“I am apt to believe that it will be celebrated, by succeeding Generations, as the great anniversary Festival. It ought to be commemorated, as the Day of Deliverance by solemn Acts of Devotion to God Almighty. It ought to be solemnized with Pomp and Parade, with Shews, Games, Sports, Guns, Bells, Bonfires and Illuminations from one End of this Continent to the other from this Time forward forever more.”
John Adams, July 3, 1776
This post is not late. It’s timed to hit when the latest Fourth of July is already fading from memory. There were brats and beers and fireworks as usual. The family and friends get-togethers happened as they always do. Everything was as it always is. And that may be the problem. The form has replaced the substance behind it. We celebrate because we’re supposed to celebrate. Children aren’t being taught what this is all about anymore. Adults aren’t generally reflecting on “the blessings of liberty.” The main focus is on food and festivity for its own sake. We’re going through the motions like automatons, without questioning why. So it is that a holiday designed to be rich in meaning has turned out to be relatively meaningless.
The Fourth of July is supposed to be a celebration of freedom and independence on two levels. Our nation is free and independent, and our citizens possess personal freedom and independence as well. I have witnessed what happens in many modern classrooms when students are given the option not to stand and say the Pledge of Allegiance every morning. Sitting it out becomes culturally cool. America doesn’t deserve that much of their attention. Many athletes and celebrities also choose to sit it out.
But isn’t the freedom not to say the Pledge what should get everybody on his or her feet to say it? In totalitarian countries, that choice isn’t available. You salute or you suffer. Nazis made people “Heil Hitler” whether they wanted to or not.
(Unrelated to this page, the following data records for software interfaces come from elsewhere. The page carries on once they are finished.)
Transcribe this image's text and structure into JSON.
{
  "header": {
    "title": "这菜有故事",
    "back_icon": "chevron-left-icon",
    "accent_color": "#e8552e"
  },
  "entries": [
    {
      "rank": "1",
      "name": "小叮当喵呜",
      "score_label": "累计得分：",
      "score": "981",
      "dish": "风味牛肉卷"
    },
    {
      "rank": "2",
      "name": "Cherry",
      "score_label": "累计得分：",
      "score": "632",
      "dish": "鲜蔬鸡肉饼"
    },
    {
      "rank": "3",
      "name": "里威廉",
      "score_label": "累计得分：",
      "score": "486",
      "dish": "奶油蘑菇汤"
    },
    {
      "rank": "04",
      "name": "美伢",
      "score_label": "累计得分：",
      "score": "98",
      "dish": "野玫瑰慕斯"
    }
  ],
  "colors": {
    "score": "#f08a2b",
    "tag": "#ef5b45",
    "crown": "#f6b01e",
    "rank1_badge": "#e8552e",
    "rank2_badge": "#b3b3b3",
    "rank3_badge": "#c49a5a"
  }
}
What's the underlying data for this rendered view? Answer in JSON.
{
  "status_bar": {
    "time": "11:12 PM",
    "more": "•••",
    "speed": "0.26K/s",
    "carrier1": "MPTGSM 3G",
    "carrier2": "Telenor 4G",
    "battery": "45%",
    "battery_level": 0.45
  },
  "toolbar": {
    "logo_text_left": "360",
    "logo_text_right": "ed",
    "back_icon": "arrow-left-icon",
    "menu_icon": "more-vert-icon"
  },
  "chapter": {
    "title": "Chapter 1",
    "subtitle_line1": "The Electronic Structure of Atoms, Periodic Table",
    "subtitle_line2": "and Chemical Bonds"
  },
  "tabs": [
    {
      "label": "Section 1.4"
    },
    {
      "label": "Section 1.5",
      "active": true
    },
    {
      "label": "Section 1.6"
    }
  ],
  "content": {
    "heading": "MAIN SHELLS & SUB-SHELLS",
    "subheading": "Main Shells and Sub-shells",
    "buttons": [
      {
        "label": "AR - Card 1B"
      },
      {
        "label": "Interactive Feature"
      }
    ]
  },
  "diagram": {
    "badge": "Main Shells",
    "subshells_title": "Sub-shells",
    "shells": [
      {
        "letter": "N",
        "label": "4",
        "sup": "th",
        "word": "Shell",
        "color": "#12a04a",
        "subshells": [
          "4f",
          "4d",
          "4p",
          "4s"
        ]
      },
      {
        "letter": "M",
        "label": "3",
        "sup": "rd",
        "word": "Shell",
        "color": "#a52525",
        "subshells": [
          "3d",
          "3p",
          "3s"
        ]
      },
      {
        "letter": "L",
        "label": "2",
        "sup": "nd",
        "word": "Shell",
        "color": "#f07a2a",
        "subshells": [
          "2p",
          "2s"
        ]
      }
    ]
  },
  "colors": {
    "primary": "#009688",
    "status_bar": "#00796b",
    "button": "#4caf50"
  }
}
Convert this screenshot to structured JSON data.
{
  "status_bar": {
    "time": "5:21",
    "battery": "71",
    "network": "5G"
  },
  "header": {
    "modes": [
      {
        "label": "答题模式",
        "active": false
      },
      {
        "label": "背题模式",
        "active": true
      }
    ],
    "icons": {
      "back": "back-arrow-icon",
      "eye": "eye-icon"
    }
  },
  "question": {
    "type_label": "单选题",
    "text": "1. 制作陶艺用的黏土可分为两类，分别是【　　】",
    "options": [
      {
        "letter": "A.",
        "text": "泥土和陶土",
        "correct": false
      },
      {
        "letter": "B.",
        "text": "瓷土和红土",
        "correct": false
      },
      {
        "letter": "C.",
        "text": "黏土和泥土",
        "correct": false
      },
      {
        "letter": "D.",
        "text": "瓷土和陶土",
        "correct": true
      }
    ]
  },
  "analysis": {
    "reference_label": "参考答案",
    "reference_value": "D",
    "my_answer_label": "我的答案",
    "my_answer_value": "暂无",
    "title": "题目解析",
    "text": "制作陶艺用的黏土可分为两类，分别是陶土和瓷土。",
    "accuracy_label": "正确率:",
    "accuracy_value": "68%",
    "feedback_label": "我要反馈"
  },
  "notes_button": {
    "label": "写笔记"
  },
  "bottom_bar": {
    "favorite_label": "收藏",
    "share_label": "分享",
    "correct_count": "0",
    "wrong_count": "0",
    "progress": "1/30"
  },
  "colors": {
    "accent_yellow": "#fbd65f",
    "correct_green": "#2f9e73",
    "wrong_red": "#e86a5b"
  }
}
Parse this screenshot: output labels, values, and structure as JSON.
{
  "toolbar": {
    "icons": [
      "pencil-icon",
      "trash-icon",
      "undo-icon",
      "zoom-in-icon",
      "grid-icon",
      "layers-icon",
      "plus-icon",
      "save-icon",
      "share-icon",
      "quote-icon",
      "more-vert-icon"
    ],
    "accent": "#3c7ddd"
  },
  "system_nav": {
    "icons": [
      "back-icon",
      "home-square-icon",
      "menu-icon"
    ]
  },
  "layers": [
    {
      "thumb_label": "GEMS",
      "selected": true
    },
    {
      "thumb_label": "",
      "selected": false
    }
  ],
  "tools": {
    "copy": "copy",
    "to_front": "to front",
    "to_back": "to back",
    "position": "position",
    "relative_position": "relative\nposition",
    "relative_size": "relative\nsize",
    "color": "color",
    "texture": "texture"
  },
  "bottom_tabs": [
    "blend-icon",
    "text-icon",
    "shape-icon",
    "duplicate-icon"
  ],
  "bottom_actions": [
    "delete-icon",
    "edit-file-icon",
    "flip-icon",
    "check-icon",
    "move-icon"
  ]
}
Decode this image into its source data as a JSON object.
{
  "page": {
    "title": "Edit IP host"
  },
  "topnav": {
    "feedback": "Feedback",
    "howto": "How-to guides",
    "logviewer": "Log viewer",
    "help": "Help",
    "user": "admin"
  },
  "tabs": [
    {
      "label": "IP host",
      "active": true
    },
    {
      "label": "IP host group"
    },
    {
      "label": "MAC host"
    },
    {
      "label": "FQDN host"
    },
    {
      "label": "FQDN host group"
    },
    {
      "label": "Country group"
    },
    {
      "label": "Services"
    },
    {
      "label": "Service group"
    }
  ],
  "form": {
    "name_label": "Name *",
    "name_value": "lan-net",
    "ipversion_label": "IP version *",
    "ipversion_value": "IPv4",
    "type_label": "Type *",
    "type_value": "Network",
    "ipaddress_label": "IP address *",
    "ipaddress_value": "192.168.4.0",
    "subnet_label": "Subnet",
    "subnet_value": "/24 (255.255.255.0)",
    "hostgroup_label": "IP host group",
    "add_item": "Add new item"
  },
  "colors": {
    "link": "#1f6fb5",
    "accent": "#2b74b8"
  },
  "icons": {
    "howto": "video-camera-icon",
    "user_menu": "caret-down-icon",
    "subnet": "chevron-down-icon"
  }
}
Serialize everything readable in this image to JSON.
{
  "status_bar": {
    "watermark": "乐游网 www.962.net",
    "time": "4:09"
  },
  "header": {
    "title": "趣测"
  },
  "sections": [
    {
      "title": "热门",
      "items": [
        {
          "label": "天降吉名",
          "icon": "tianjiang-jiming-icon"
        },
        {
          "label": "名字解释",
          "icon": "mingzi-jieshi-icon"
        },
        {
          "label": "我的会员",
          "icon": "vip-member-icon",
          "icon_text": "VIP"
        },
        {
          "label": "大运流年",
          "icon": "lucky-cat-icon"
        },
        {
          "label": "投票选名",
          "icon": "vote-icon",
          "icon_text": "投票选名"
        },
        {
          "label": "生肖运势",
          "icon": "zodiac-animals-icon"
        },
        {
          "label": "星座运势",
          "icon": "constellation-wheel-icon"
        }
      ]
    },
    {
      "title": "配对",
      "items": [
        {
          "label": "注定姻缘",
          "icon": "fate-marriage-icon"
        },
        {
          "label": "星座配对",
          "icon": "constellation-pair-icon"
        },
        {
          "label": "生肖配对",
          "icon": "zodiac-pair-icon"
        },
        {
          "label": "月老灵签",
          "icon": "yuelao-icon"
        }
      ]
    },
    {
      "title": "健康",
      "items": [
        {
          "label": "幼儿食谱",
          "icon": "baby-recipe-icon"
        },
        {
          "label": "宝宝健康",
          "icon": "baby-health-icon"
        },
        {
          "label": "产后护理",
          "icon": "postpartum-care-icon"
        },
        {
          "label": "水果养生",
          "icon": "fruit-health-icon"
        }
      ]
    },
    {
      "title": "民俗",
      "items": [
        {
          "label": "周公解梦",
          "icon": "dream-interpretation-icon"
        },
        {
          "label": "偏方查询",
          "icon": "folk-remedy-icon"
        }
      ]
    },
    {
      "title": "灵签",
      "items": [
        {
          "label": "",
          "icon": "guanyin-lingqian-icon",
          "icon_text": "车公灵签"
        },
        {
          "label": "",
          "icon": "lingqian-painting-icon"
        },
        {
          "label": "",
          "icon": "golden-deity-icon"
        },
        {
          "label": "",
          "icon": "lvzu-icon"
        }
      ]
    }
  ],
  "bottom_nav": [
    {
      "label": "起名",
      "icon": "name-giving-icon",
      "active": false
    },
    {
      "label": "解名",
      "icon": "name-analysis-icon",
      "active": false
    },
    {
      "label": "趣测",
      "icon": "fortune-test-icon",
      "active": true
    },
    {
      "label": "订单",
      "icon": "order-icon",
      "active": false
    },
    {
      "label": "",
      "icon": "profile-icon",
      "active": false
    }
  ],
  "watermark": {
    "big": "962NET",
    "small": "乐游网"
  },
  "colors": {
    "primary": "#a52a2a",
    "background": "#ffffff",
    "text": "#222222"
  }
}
Nobody was allowed to sit that out. Communist Russia was another regime that did not allow criticism or non-participation. Neither did Communist China under Chairman Mao. In fact, modern China does not permit dissent either. Show up in public with a protest poster, and you disappear. Maybe the sit-outs would benefit from a vacation to North Korea where a single comment against the Leader could win them a twenty year stretch of regular beatings and hard labor.
America does have problems, and it always has had problems. There has been discrimination. There has been inequality. People have suffered needlessly. But the difference between America and Iran is that this country was founded with a built-in mechanism for change. Most nations in world history haven’t had that mechanism. Their constitutions haven’t been amendable the way ours is. Their people haven’t had the power to elect their leaders the way Americans can. Their social systems have not allowed individuals to rise from nothing to high positions. America has been unique in the power it gives average people to change the way things are. And the course of American history has been the story of people making those changes, often through heroic self-sacrifice.
So in the wake of the latest grill-and-go Fourth, perhaps we should start preparing ourselves for next year. Maybe we can connect again with the best of what America was founded to be. John Adams was one of the founders. He sacrificed years and years away from his home and family to do the work of building a nation. During the Revolution, the British government wanted him dead. In his later years, Adams wrote a message to us, to the future. He said, “You will never know how much it cost the present generation to preserve your freedom. I hope you will make good use of it.” Let’s do that. Let’s put some substance back into the celebration.